Health Care Challenges
Morris’ treatment of health care is enlightening. He characterizes the major advances in lifesaving technologies as having led to much higher health care costs than would have resulted from premature deaths. Concurrently, the improvement of many surgical procedures has greatly increased the demand for them. The same holds true for the demand for more effective drugs. Morris says, “From the time of Adam Smith we’ve known that lower costs and improved conveniences expand markets.”

With all the great advances in medicine, Morris blames increasing health care costs on the dramatic changes from yesteryear in which family doctors made house calls. His analysis of the confusion the Affordable Care Act is going to create is outstanding and likely correct, though he believes it could lead most of us to managed care systems such as the one Kaiser Permanente has run for many decades.

Tying It All Together
Morris concludes his book on a positive note, with the following statement:

“The combination of rising American productivity and the new X-factor, the American energy advantage, offers huge opportunities. We can rebuild our middle classes, provide reasonable social safety nets and health care, shore up our sagging infrastructure, and get our national debt under control. That’s what economic growth can do.”

Jay Lehr, Ph.D. (lehr@heartland.org) is science director of The Heartland Institute.
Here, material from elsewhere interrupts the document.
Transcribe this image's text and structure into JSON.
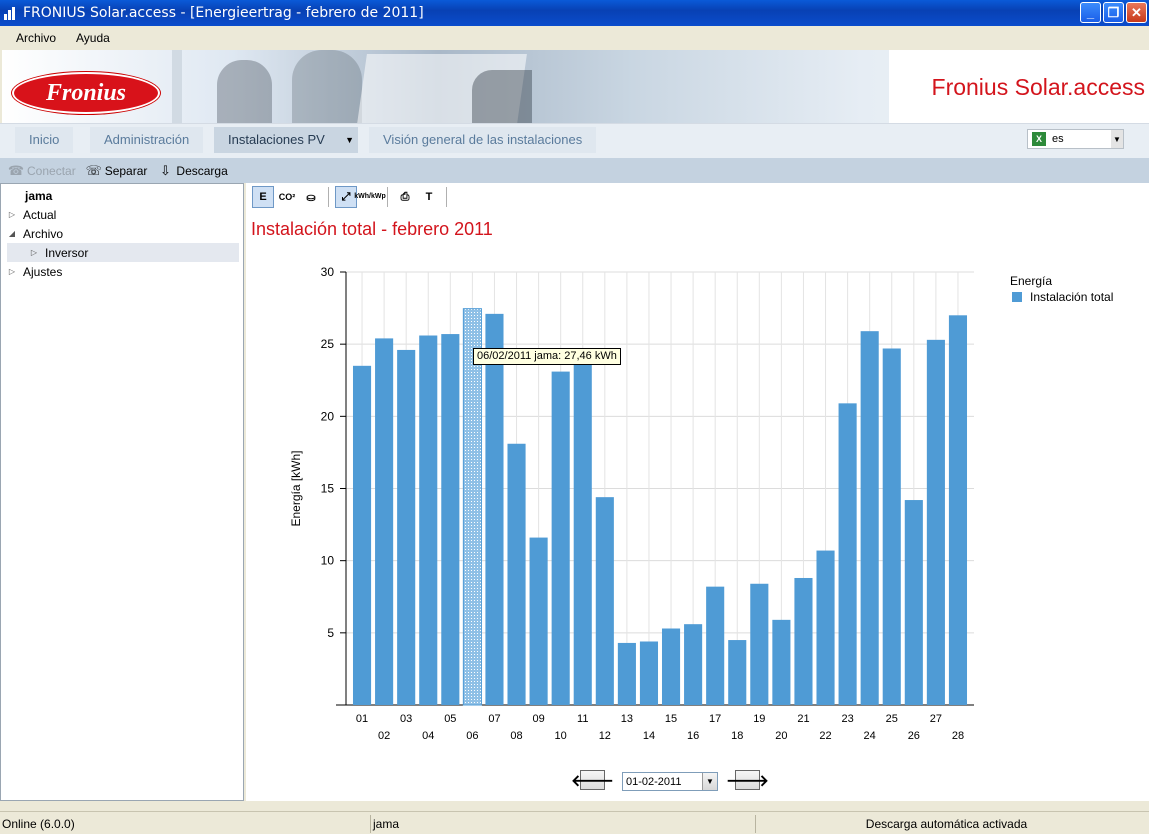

Jay Lehr, Ph.D.

Jay Lehr, Ph.D. (jlehr@heartland.org) is science director at The Heartland Institute, an... (read full bio)